It is a victory for suburban malls like Dundrum...
For what it's worth, I don't drive. In fact, I've never even turned the ignition key in a car. I've always lived within easy access to Dublin's city centre and, frankly, I've just never felt the need or desire to drive.
I'm glad I made that decision, for many reasons, but all of them pale into insignificance when I imagine the frustration motorists must feel whenever the anti-car fanatics launch another broadside against them.
The latest plans to eliminate private cars from much of Dublin's city centre have been hailed by the usual anti-motorist zealots as a victory, although a victory for what exactly remains unclear.
Is it a victory for the thousands of drivers who will be forced to park their car at Heuston station before getting the LUAS for the rest of their journey into town? Is it a victory for the city's business owners, who have already complained that they will lose out on vital passing trade if people can't bring their car into town? Is it a victory for shoppers, who will have to lug all their shopping on to public transport?
Nope, it ain't.
It is, however, a victory for suburban malls like Dundrum and Liffey Valley, which will become even more attractive to consumers. It's a victory for the hardcore cyclists who think they have more rights to the road than tax-paying motorists. It's a victory for ideologues who want to create the capital in their own image, and to hell with everyone else.

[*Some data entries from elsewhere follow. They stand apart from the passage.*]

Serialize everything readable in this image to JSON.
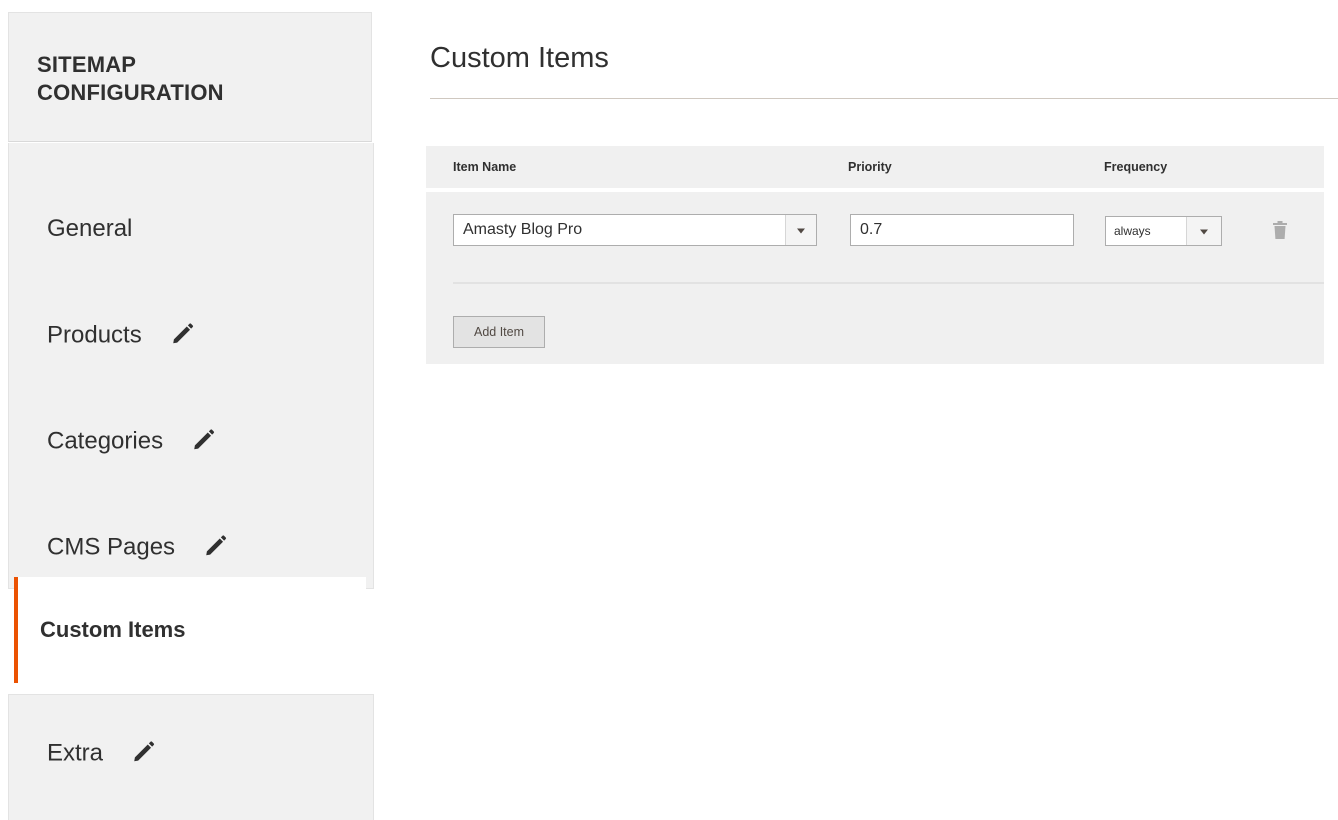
{
  "sidebar": {
    "title": "SITEMAP CONFIGURATION",
    "items": [
      {
        "label": "General",
        "edit_icon": false
      },
      {
        "label": "Products",
        "edit_icon": true
      },
      {
        "label": "Categories",
        "edit_icon": true
      },
      {
        "label": "CMS Pages",
        "edit_icon": true
      },
      {
        "label": "Custom Items",
        "active": true,
        "edit_icon": false
      },
      {
        "label": "Extra",
        "edit_icon": true
      }
    ],
    "active_accent": "#eb5202",
    "icon": "pencil-icon"
  },
  "main": {
    "title": "Custom Items",
    "grid": {
      "columns": [
        "Item Name",
        "Priority",
        "Frequency"
      ],
      "rows": [
        {
          "item_name": "Amasty Blog Pro",
          "priority": "0.7",
          "frequency": "always",
          "delete_icon": "trash-icon"
        }
      ],
      "add_label": "Add Item"
    }
  }
}
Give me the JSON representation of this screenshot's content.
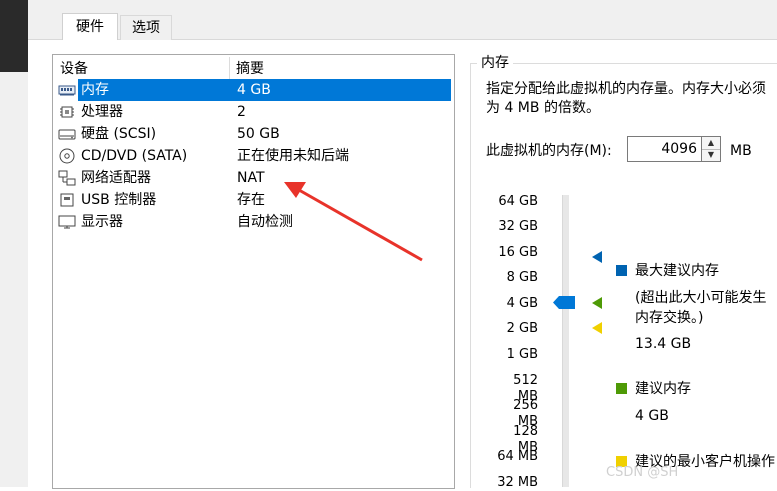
{
  "tabs": [
    {
      "label": "硬件"
    },
    {
      "label": "选项"
    }
  ],
  "device_list": {
    "columns": [
      "设备",
      "摘要"
    ],
    "rows": [
      {
        "name": "内存",
        "value": "4 GB",
        "icon": "memory-icon"
      },
      {
        "name": "处理器",
        "value": "2",
        "icon": "cpu-icon"
      },
      {
        "name": "硬盘 (SCSI)",
        "value": "50 GB",
        "icon": "harddisk-icon"
      },
      {
        "name": "CD/DVD (SATA)",
        "value": "正在使用未知后端",
        "icon": "cd-icon"
      },
      {
        "name": "网络适配器",
        "value": "NAT",
        "icon": "network-icon"
      },
      {
        "name": "USB 控制器",
        "value": "存在",
        "icon": "usb-icon"
      },
      {
        "name": "显示器",
        "value": "自动检测",
        "icon": "monitor-icon"
      }
    ]
  },
  "memory": {
    "title": "内存",
    "description": "指定分配给此虚拟机的内存量。内存大小必须为 4 MB 的倍数。",
    "label": "此虚拟机的内存(M):",
    "value": "4096",
    "unit": "MB",
    "scale": [
      "64 GB",
      "32 GB",
      "16 GB",
      "8 GB",
      "4 GB",
      "2 GB",
      "1 GB",
      "512 MB",
      "256 MB",
      "128 MB",
      "64 MB",
      "32 MB"
    ],
    "legend": {
      "max": {
        "label": "最大建议内存",
        "note": "(超出此大小可能发生内存交换。)",
        "value": "13.4 GB",
        "color": "#0063b1"
      },
      "recommended": {
        "label": "建议内存",
        "value": "4 GB",
        "color": "#4e9a06"
      },
      "min": {
        "label": "建议的最小客户机操作",
        "color": "#f0d000"
      }
    }
  },
  "watermark": "CSDN @SH",
  "colors": {
    "selection": "#0078d7",
    "arrow": "#e8332a"
  }
}
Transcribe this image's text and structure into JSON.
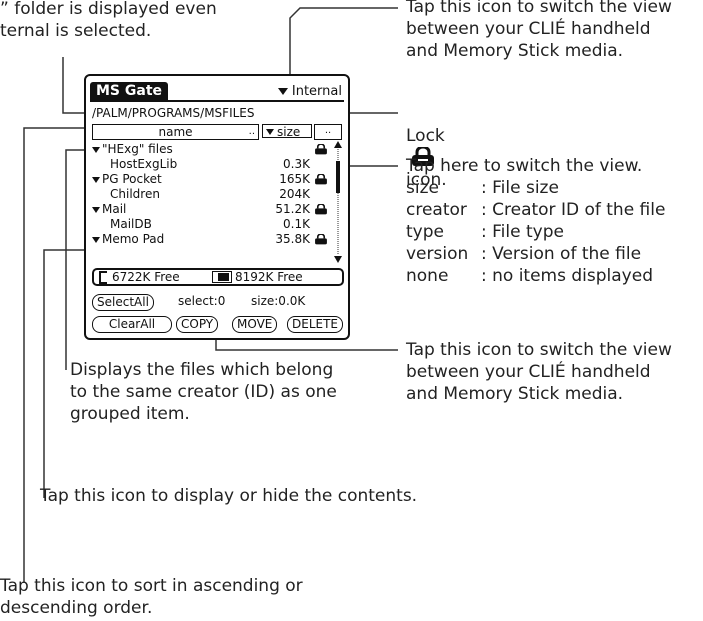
{
  "annotations": {
    "top_left_fragment": "” folder is displayed even\nternal is selected.",
    "switch_view_top": "Tap this icon to switch the view\nbetween your CLIÉ handheld\nand Memory Stick media.",
    "lock_icon_label_before": "Lock",
    "lock_icon_label_after": "icon.",
    "switch_view_mid": "Tap here to switch the view.",
    "view_options": [
      {
        "key": "size",
        "desc": ": File size"
      },
      {
        "key": "creator",
        "desc": ": Creator ID of the file"
      },
      {
        "key": "type",
        "desc": ": File type"
      },
      {
        "key": "version",
        "desc": ": Version of the file"
      },
      {
        "key": "none",
        "desc": ": no items displayed"
      }
    ],
    "switch_view_bottom": "Tap this icon to switch the view\nbetween your CLIÉ handheld\nand Memory Stick media.",
    "grouped_items": "Displays the files which belong\nto the same creator (ID) as one\ngrouped item.",
    "display_hide": "Tap this icon to display or hide the contents.",
    "sort_order": "Tap this icon to sort in ascending or\ndescending order."
  },
  "screen": {
    "app_title": "MS Gate",
    "location_dropdown": "Internal",
    "path": "/PALM/PROGRAMS/MSFILES",
    "column_name": "name",
    "column_name_dots": "..",
    "column_view": "size",
    "column_extra_dots": "..",
    "files": [
      {
        "name": "\"HExg\" files",
        "group": true,
        "value": "",
        "locked": true
      },
      {
        "name": "HostExgLib",
        "group": false,
        "value": "0.3K",
        "locked": false
      },
      {
        "name": "PG Pocket",
        "group": true,
        "value": "165K",
        "locked": true
      },
      {
        "name": "Children",
        "group": false,
        "value": "204K",
        "locked": false
      },
      {
        "name": "Mail",
        "group": true,
        "value": "51.2K",
        "locked": true
      },
      {
        "name": "MailDB",
        "group": false,
        "value": "0.1K",
        "locked": false
      },
      {
        "name": "Memo Pad",
        "group": true,
        "value": "35.8K",
        "locked": true
      }
    ],
    "free_ms": "6722K Free",
    "free_internal": "8192K Free",
    "select_all": "SelectAll",
    "select_count": "select:0",
    "size_total": "size:0.0K",
    "clear_all": "ClearAll",
    "copy": "COPY",
    "move": "MOVE",
    "delete": "DELETE"
  }
}
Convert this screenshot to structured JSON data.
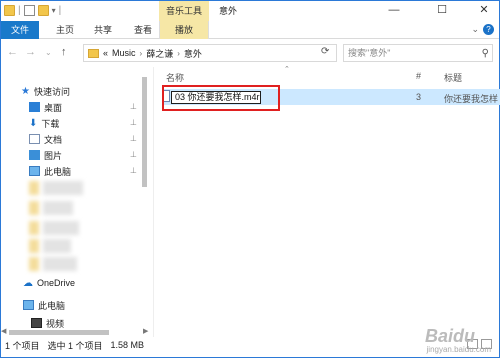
{
  "window": {
    "contextual_tab": "音乐工具",
    "title": "意外",
    "minimize": "—",
    "maximize": "☐",
    "close": "✕"
  },
  "ribbon": {
    "tabs": [
      "文件",
      "主页",
      "共享",
      "查看",
      "播放"
    ]
  },
  "address": {
    "prefix": "«",
    "path": [
      "Music",
      "薛之谦",
      "意外"
    ],
    "search_placeholder": "搜索\"意外\""
  },
  "nav": {
    "quick_access": "快速访问",
    "items": [
      {
        "label": "桌面",
        "icon": "desktop-icon"
      },
      {
        "label": "下载",
        "icon": "download-icon"
      },
      {
        "label": "文档",
        "icon": "documents-icon"
      },
      {
        "label": "图片",
        "icon": "pictures-icon"
      },
      {
        "label": "此电脑",
        "icon": "computer-icon"
      }
    ],
    "onedrive": "OneDrive",
    "this_pc": "此电脑",
    "videos": "视频"
  },
  "list": {
    "columns": {
      "name": "名称",
      "number": "#",
      "title": "标题"
    },
    "rows": [
      {
        "name": "03 你还要我怎样.m4r",
        "number": "3",
        "title": "你还要我怎样"
      }
    ]
  },
  "status": {
    "count": "1 个项目",
    "selected": "选中 1 个项目",
    "size": "1.58 MB"
  },
  "watermark": {
    "brand": "Baidu",
    "caption": "jingyan.baidu.com"
  },
  "colors": {
    "accent": "#1979ca",
    "context_tab": "#f6e7a6",
    "selection": "#cce8ff",
    "highlight_box": "#e02020"
  }
}
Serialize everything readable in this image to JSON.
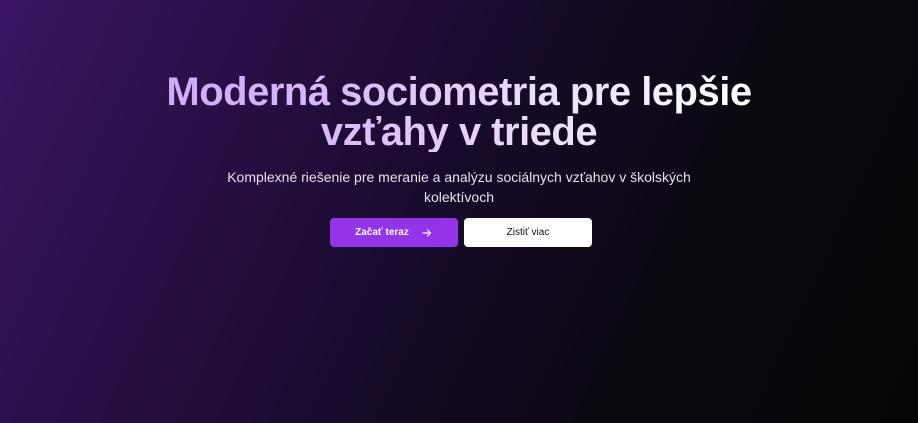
{
  "hero": {
    "title_line1": "Moderná sociometria pre lepšie",
    "title_line2": "vzťahy v triede",
    "subtitle": "Komplexné riešenie pre meranie a analýzu sociálnych vzťahov v školských kolektívoch",
    "primary_button": {
      "label": "Začať teraz",
      "icon": "arrow-right-icon",
      "color": "#9333ea"
    },
    "secondary_button": {
      "label": "Zistiť viac",
      "color": "#ffffff"
    }
  },
  "theme": {
    "background_start": "#3b1463",
    "background_end": "#050505",
    "title_gradient_start": "#c79cf5",
    "title_gradient_end": "#ffffff"
  }
}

Not for the first time, AA's Conor Faughnan hit the nail on the head when he said: "It feels as if one of the purposes is simply to prevent people using private cars."
That's exactly what it is and the modern motorist could be forgiven for thinking that they have become both scapegoat and cash cow for the hippies who hate them.
Which is why, this morning, I'm extra happy I don't drive.